- Pollution from Outboard Motors / chemical released from boats.
- Mechanized fishing (using trawlers)
Ghostfishing is a term that describes what happens when derelict fishing gear ‘continues to fish’.
Derelict fishing gear, sometimes referred to as “ghost gear,” is any discarded, lost, or abandoned, fishing gear in the marine environment. This gear continues to fish and trap animals, entangle and potentially kill marine life, smother habitat, and act as a hazard to navigation. Derelict fishing gear, such as nets or traps and pots, is one of the main types of debris impacting the marine environment today.
The issue of “ghost fishing” was first brought to the attention of world at the 16th Session of the FAO Committee on Fisheries in April 1985.

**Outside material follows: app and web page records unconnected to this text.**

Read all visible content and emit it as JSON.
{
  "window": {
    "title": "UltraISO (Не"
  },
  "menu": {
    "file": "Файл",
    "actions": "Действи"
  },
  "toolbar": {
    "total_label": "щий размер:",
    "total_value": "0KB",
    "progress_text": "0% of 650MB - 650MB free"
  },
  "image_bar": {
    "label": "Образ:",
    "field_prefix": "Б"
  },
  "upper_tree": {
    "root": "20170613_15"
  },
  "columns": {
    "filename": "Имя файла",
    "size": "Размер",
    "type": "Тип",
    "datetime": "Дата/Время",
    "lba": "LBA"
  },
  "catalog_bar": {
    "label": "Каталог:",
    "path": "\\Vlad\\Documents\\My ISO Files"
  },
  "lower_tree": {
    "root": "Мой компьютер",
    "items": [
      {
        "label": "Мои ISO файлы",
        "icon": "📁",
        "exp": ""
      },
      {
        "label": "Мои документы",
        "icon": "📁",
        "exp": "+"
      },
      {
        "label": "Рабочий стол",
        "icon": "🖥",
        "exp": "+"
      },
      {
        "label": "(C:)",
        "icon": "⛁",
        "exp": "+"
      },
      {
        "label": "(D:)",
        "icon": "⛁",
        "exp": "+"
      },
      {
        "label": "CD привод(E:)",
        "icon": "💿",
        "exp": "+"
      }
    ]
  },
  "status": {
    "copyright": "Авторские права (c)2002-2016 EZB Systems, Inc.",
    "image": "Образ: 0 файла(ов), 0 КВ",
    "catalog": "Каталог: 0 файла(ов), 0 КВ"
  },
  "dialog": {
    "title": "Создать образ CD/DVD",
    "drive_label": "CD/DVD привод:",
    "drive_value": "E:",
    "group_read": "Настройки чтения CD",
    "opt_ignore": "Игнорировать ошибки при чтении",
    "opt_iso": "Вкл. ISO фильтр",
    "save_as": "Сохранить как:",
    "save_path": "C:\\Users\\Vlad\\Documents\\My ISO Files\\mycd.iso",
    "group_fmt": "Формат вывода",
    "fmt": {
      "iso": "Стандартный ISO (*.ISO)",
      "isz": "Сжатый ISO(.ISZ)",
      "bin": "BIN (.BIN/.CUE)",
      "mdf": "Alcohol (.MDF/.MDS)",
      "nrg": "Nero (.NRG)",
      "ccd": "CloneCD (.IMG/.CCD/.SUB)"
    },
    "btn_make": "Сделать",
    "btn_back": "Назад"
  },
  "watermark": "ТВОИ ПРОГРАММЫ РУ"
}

The main impacts of abandoned or lost fishing gear are:
- Continued catches of fish — known as “ghost fishing” — and other animals such as turtles, seabirds, and marine mammals, who are trapped and die;
- Alterations of the sea-floor environment; and
- The creation of navigation hazards that can cause accidents at sea and damage boats.
The FAO/UNEP report makes a number of recommendations for tackling the problem of ghost nets:
- Financial incentives. Economic incentives could encourage fishers to report lost gear or bring to port old and damaged gear, as well as any ghost nets they might recover accidentally while fishing.
- Marking gear. Not all trash gear is deliberately dumped, so marking should not be used to “identify offenders” but rather better understand the reasons for gear loss and identify appropriate, fishery-specific preventative measures.
- New technologies. New technologies offer new possibilities for reducing the probability of ghost fishing. Sea-bed imaging can be used to avoid undersea snags and obstacles. Using GPS, vessels can mark locations where gear has been lost, facilitating retrieval, and transponders can be fitted to gear in order to do the same.
- Improving collection, disposal and recycling schemes. It is necessary to facilitate proper disposal of all old, damaged and retrieved fishing gears, according to the report.
- Better reporting of lost gear. A key recommendation of the report is that vessels should be required to log gear losses as a matter of course. However a “no-blame” approach should be followed with respect to liability for losses, their impacts, and any recovery efforts, it says.
Test yourself- Mould your thought
Assessing the major threats and shortcomings, discuss how fishing can be made sustainable in India.